● **YOUR INSTRUCTIONS**
If "time" shows up in a line of the material, return that line.

● **TASK MATERIAL**
*** Begin section ***
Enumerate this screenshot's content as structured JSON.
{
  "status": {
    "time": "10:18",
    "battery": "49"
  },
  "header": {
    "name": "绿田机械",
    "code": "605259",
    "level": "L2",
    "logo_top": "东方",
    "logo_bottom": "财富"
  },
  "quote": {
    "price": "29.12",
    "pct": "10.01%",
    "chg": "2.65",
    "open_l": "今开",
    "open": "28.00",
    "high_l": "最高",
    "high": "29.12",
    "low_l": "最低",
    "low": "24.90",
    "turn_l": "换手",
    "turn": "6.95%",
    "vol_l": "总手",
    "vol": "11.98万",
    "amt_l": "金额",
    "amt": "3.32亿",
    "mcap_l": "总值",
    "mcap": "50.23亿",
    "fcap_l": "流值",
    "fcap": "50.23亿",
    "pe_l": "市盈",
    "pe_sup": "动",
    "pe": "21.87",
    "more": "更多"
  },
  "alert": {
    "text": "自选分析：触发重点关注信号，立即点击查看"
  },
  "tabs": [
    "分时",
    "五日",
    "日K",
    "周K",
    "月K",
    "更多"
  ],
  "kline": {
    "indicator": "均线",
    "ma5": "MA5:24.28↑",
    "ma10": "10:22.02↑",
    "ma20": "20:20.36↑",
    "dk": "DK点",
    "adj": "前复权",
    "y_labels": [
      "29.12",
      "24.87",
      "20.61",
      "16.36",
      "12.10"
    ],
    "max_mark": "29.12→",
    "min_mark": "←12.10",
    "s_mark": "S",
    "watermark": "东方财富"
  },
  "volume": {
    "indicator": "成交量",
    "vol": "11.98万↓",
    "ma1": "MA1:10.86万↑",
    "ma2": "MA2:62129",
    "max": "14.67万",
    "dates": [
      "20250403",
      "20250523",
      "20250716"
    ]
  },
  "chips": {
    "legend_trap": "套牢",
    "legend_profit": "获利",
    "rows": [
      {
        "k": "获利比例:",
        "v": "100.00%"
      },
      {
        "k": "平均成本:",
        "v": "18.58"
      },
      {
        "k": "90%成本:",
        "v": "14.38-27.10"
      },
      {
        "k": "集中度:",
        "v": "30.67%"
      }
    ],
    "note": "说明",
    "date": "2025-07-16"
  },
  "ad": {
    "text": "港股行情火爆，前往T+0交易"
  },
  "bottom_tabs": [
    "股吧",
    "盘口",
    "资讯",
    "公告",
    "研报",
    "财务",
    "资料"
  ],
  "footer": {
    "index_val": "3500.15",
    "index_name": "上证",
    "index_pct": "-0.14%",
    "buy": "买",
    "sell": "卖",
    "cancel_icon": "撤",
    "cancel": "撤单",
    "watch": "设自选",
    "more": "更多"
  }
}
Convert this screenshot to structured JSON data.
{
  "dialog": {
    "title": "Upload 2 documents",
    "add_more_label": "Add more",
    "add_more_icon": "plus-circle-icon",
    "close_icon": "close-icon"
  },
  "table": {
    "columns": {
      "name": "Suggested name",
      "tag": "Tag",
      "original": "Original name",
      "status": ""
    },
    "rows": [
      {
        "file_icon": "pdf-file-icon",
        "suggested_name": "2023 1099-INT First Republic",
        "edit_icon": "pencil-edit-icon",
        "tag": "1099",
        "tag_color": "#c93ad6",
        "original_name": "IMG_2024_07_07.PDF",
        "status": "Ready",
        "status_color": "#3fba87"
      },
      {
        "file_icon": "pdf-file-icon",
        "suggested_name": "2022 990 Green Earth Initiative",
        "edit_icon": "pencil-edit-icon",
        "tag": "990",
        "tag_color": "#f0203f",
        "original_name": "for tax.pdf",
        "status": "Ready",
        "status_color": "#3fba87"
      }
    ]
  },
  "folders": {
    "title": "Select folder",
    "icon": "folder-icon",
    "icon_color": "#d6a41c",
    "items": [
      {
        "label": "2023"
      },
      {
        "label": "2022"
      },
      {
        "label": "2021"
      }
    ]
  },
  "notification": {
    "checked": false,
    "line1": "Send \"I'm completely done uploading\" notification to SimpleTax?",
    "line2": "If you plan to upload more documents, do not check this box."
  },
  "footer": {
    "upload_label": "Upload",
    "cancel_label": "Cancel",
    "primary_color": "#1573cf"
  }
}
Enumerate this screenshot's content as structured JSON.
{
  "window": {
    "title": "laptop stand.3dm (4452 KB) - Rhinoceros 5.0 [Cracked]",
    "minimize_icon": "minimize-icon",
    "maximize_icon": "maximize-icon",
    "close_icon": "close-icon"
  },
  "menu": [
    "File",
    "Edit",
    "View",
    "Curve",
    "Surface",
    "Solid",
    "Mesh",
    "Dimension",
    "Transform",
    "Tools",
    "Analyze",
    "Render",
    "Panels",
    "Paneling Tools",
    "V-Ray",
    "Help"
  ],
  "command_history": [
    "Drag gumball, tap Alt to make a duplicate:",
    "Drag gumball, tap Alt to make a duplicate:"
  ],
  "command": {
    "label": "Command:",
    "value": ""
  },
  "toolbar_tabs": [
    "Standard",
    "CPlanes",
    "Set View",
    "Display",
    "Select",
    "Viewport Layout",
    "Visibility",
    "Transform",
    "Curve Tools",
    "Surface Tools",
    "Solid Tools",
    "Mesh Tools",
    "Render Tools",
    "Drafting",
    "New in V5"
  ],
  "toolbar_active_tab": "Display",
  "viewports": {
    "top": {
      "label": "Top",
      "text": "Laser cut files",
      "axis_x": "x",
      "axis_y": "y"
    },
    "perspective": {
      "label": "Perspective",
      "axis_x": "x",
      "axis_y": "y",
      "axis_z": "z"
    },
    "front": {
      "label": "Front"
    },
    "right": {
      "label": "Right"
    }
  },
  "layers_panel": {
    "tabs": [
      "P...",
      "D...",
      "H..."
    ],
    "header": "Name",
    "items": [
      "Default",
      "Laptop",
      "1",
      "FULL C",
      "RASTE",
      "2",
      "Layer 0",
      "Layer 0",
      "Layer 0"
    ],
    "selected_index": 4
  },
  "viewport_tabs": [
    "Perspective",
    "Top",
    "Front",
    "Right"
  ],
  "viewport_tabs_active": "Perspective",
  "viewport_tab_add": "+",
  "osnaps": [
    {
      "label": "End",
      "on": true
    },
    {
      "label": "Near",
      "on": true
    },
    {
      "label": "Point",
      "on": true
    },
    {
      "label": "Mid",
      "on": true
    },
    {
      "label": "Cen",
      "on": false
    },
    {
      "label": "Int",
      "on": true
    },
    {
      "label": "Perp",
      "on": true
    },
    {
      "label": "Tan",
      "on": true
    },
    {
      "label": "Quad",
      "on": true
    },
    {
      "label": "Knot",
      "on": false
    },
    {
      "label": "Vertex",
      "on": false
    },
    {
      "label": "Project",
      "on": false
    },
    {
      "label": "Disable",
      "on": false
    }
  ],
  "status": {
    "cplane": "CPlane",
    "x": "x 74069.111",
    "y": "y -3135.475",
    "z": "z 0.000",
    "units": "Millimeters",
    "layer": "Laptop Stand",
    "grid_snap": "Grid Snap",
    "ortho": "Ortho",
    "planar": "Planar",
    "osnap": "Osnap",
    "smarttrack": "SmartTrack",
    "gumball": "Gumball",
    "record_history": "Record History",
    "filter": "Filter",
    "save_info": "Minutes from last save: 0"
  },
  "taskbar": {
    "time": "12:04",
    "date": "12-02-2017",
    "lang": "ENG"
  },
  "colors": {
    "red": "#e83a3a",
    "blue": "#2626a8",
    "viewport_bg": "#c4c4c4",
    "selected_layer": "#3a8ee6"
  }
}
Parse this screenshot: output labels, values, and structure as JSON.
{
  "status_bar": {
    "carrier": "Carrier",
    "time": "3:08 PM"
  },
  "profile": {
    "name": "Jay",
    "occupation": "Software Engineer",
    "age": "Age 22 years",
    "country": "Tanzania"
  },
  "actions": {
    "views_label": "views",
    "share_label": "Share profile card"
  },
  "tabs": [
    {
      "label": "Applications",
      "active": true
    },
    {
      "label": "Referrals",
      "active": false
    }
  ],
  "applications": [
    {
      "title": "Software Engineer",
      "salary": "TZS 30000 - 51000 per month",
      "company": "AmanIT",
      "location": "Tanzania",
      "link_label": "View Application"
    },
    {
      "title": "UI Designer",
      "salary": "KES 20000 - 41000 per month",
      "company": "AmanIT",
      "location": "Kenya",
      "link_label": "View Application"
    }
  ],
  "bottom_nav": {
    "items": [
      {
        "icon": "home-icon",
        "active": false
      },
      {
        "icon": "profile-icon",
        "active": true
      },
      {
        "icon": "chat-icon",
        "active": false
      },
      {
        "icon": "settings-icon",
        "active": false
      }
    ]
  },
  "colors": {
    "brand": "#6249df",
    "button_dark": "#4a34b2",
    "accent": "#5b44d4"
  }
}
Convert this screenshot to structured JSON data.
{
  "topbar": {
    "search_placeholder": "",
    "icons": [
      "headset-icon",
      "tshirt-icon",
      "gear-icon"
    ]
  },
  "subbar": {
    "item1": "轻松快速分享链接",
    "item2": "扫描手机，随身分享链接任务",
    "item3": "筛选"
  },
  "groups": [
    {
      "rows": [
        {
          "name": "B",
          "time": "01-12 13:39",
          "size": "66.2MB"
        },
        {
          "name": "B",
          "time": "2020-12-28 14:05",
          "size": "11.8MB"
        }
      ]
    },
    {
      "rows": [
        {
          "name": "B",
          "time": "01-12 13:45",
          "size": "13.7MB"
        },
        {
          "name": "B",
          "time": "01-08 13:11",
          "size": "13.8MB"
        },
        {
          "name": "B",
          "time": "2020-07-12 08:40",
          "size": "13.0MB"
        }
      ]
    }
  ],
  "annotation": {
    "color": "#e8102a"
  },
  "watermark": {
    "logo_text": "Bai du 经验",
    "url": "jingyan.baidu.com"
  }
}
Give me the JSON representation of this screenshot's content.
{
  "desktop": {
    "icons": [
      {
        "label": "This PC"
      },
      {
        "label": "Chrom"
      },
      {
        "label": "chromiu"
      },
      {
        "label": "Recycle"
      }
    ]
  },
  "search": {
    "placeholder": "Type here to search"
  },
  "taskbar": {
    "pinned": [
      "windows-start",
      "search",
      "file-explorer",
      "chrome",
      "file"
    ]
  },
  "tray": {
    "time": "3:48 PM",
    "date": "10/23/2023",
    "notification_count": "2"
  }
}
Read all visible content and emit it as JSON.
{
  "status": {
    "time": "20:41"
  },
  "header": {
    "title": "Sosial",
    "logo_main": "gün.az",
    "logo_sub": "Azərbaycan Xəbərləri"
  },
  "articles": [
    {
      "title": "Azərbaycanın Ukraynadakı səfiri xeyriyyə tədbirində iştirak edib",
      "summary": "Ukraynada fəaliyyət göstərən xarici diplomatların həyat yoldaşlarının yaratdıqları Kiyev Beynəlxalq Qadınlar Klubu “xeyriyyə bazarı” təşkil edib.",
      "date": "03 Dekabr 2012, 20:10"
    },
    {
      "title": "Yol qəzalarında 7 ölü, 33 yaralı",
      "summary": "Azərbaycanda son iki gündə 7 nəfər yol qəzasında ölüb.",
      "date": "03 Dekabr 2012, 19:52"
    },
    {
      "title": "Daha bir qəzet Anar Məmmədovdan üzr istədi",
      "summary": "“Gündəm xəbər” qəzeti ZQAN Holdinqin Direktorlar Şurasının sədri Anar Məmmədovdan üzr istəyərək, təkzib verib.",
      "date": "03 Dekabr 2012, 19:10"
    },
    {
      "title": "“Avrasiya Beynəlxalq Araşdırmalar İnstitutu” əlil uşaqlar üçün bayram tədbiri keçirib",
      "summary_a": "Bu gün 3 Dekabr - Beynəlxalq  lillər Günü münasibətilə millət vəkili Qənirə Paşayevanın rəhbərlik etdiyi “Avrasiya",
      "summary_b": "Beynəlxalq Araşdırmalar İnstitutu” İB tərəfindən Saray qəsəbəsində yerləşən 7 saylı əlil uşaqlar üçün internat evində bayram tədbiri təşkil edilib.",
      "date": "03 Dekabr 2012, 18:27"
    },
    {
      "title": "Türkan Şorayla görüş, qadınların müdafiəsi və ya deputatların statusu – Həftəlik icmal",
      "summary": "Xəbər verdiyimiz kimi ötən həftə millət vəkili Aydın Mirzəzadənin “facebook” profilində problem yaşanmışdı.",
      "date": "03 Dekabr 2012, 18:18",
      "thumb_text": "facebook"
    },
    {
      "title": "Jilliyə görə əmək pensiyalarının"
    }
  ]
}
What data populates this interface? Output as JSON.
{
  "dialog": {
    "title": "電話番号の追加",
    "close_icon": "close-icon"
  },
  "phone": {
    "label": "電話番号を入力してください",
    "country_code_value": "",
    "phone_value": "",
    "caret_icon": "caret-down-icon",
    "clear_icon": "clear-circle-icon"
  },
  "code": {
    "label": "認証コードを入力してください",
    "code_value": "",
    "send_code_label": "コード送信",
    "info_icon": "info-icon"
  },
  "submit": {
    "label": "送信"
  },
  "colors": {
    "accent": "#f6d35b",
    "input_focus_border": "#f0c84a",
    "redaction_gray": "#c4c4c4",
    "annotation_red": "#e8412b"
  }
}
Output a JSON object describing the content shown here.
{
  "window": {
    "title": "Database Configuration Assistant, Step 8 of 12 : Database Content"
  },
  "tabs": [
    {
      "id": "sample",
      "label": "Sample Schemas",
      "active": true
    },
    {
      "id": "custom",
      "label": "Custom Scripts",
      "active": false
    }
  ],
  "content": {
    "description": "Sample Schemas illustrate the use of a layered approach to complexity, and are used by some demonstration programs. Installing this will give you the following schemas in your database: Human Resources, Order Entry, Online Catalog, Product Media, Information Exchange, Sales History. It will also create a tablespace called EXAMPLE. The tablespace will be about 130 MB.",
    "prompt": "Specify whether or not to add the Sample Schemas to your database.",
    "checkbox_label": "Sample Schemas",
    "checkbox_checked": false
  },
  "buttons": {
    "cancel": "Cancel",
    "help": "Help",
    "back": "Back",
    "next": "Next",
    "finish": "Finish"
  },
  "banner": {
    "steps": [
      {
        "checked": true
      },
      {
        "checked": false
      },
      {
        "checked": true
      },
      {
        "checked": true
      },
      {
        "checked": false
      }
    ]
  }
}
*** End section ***
● **RESPONSE AREA**
    "time": "10:18",
    "time": "12:04",
    "time": "3:08 PM"
          "time": "01-12 13:39",
          "time": "2020-12-28 14:05",
          "time": "01-12 13:45",
          "time": "01-08 13:11",
          "time": "2020-07-12 08:40",
    "time": "3:48 PM",
    "time": "20:41"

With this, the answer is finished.